Meanwhile . . .
Stuck in traffic about forty minutes away were two junior agents, Simon and Garfunkel.
Simon looked over at a restless Garfunkel and said, “I’m sure it’ll be quiet tonight; there’s no need in worrying. The mayor is surrounded by guards and everyone will be on the lookout.”
“I know,” agent Garfunkel said. “I just knew we shoulda gotten there sooner is all. Plus, what wise guy thought of such moronic code names as Simon and Garfunkel?”
“I don’t know,” agent Simon said. “Let’s just enjoy the night and make the most of it.”
He flicked the radio on and through static they could hear “. . . Hello darkness my old friend. I’ve come to talk with you again. . .”
“That’s ironic, not moronic,” said agent Simon.
Back at the party. . .
“Where the hell are we going,” I asked my friend. He was clearly directionless after all the alcohol, but he kept creeping onward through the maze of vent shafts.
“Fear not young fellow,” he said in an English accent. “I know the way to victory, jog on, ol’ chap.” He was sniggering to himself, amused at what he had said.
The mayor’s speech was halfway over when someone spoke into one of our earpieces.
“. . . Quick, we’ve identified the shooter. . .” a voice said, breaking through the static.
“Shove off, man,” I said to my friend, burying my shoulder into him. “Take this seriously.”
“You take this seriousness,” he said, trying to sound outspoken and shoving back at me.
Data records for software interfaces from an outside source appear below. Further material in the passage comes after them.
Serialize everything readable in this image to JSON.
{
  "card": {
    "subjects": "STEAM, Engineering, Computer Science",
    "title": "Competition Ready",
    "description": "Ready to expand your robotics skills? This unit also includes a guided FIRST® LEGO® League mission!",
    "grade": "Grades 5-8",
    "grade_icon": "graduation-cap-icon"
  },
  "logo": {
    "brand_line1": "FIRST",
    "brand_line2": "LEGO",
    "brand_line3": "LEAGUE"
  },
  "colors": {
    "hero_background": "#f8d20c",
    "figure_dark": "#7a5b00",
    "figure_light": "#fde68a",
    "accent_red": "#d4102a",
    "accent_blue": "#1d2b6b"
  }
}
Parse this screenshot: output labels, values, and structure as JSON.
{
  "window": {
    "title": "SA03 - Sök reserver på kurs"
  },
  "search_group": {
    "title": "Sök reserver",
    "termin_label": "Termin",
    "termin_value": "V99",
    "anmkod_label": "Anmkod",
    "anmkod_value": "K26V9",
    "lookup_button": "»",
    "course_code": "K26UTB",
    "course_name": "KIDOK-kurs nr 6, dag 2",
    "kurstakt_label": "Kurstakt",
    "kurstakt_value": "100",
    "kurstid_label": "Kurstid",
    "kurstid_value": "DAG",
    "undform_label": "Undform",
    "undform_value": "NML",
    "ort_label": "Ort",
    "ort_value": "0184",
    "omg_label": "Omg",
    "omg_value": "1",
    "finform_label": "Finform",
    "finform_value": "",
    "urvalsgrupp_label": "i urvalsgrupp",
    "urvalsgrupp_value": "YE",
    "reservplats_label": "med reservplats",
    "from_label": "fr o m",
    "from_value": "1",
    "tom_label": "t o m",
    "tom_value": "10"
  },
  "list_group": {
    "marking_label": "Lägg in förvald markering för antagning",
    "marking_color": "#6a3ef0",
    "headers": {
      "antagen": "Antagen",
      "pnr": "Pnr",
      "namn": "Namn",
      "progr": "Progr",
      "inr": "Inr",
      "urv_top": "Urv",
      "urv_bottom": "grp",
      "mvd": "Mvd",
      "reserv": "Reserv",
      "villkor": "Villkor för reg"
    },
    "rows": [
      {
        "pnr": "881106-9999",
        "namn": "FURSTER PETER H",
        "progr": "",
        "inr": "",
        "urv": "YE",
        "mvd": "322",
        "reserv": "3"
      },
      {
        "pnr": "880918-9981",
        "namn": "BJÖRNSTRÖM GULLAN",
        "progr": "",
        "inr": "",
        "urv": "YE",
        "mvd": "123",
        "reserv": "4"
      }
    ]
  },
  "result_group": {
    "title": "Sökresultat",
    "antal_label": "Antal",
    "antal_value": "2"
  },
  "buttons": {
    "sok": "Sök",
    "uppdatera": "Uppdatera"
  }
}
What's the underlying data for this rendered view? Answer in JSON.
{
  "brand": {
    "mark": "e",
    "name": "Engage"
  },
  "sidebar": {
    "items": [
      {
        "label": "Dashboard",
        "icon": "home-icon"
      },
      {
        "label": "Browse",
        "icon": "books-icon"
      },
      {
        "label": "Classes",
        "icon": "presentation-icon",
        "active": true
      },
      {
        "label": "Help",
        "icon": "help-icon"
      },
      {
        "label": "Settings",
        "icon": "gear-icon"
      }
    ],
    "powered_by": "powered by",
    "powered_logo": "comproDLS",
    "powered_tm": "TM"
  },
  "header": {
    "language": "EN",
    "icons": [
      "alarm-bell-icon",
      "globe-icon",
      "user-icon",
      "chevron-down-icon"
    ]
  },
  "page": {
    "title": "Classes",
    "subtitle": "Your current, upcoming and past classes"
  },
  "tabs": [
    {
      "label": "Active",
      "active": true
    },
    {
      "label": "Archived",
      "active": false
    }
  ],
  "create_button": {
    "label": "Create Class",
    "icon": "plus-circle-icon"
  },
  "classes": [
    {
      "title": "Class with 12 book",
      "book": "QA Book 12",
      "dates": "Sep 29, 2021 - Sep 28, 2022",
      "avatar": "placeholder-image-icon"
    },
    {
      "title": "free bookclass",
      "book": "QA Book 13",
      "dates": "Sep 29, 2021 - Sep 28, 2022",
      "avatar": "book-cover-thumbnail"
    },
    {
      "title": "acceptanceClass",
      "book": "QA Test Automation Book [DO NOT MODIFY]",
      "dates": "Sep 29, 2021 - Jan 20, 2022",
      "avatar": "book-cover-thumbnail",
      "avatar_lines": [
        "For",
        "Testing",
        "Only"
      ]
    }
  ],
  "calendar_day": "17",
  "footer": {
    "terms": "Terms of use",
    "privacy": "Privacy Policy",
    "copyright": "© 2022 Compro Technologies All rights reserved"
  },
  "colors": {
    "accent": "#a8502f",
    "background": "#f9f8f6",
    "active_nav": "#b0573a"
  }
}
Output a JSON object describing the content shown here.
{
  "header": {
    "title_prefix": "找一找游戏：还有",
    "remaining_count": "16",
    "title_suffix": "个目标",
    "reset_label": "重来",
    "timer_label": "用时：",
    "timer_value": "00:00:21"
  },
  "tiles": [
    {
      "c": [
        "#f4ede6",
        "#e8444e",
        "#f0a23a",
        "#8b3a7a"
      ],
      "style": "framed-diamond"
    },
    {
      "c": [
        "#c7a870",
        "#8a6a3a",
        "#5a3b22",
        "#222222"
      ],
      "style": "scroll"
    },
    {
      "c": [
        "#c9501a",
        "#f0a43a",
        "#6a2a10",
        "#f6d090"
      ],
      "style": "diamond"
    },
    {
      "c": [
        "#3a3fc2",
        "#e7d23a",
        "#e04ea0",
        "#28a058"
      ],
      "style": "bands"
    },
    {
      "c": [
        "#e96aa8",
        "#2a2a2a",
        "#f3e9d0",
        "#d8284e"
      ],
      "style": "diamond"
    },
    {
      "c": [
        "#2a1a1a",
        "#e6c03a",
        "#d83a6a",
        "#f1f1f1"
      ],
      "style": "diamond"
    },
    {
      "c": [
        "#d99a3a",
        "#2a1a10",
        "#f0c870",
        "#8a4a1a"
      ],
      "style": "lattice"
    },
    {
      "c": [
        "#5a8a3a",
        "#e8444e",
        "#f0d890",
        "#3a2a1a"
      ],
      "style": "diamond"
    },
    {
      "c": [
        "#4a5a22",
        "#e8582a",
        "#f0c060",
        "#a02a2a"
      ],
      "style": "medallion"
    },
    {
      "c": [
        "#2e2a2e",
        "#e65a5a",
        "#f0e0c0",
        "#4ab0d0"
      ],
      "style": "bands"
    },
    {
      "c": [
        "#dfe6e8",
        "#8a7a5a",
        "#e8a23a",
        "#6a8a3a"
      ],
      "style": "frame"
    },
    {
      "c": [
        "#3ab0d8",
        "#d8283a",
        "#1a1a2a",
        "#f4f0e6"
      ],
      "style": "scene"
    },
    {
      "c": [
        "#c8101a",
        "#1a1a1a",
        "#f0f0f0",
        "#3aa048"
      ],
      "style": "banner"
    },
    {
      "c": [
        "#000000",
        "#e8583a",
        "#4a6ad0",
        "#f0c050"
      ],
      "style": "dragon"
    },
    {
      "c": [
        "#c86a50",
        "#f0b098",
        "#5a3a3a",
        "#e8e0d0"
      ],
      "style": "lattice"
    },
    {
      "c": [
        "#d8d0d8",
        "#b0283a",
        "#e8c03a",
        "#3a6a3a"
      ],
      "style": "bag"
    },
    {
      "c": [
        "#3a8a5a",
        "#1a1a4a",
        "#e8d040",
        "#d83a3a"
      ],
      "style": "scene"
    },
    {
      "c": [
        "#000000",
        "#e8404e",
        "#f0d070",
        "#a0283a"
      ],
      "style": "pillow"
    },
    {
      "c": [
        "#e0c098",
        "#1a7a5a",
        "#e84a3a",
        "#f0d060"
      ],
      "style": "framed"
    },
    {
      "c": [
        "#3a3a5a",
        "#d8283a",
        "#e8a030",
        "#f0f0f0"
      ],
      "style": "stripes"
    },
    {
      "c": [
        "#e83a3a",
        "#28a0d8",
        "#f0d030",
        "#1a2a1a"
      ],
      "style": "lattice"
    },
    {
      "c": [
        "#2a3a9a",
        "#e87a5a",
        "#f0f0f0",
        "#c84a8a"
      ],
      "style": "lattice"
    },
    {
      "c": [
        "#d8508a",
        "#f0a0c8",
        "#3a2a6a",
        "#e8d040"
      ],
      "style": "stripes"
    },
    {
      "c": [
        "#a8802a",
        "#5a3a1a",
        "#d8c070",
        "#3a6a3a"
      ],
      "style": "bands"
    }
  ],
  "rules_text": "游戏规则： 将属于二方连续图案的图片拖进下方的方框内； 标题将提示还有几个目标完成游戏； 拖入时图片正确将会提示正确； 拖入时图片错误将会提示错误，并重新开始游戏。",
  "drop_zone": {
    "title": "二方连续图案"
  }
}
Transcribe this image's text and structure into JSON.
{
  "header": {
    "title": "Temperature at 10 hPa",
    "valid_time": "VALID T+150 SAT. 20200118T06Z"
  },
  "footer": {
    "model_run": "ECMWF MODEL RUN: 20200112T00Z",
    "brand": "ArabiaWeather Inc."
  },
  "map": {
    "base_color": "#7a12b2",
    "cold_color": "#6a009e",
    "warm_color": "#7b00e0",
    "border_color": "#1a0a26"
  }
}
We were shuffling around so hard that the vent shaft gave a creek, then the metal brackets began to whine. We both stopped.
“What was that,” I asked.
“That’s no good,” my friend said in a casual slur.
The mayor’s speech was almost over when a very disgruntled-looking man appeared from behind the velvet stage curtains, a gun drawn and ready to fire.
Just before his finger caressed the trigger, a section of the vent shaft came swooping down like a pendulum and clipped the gunman, thrusting him sideways and sending him sailing through the air, exiting stage right.
My friend and I stood up and brushed ourselves off, surprised at our now whereabouts. Although silent at first, the crowd began cheering loudly.
We waved and smiled. My friend saluted the crowd, but as the gunman stood back up, aiming his gun at the newest podium dwellers, my friend noticed and gave a yip.
“I’m too young to die man,” he said, crouching behind the podium.
Just then, agents Simon and Garfunkel tackled him, and back to the ground he went.
After all the chaos and confusion, we were enjoying a drink at the bar with the two agents we had been mistaken for. By this point the excitement had sobered up my friend a bit.
“So,” I said, deducing, “like the band?”
“That’s awesome,” my friend said.
He elbowed me in the rib, “We need code names, man.”
“I can see it now,” I said, “Agents Stupid is as and Agent Stupid does.”
We all gave a hearty laugh.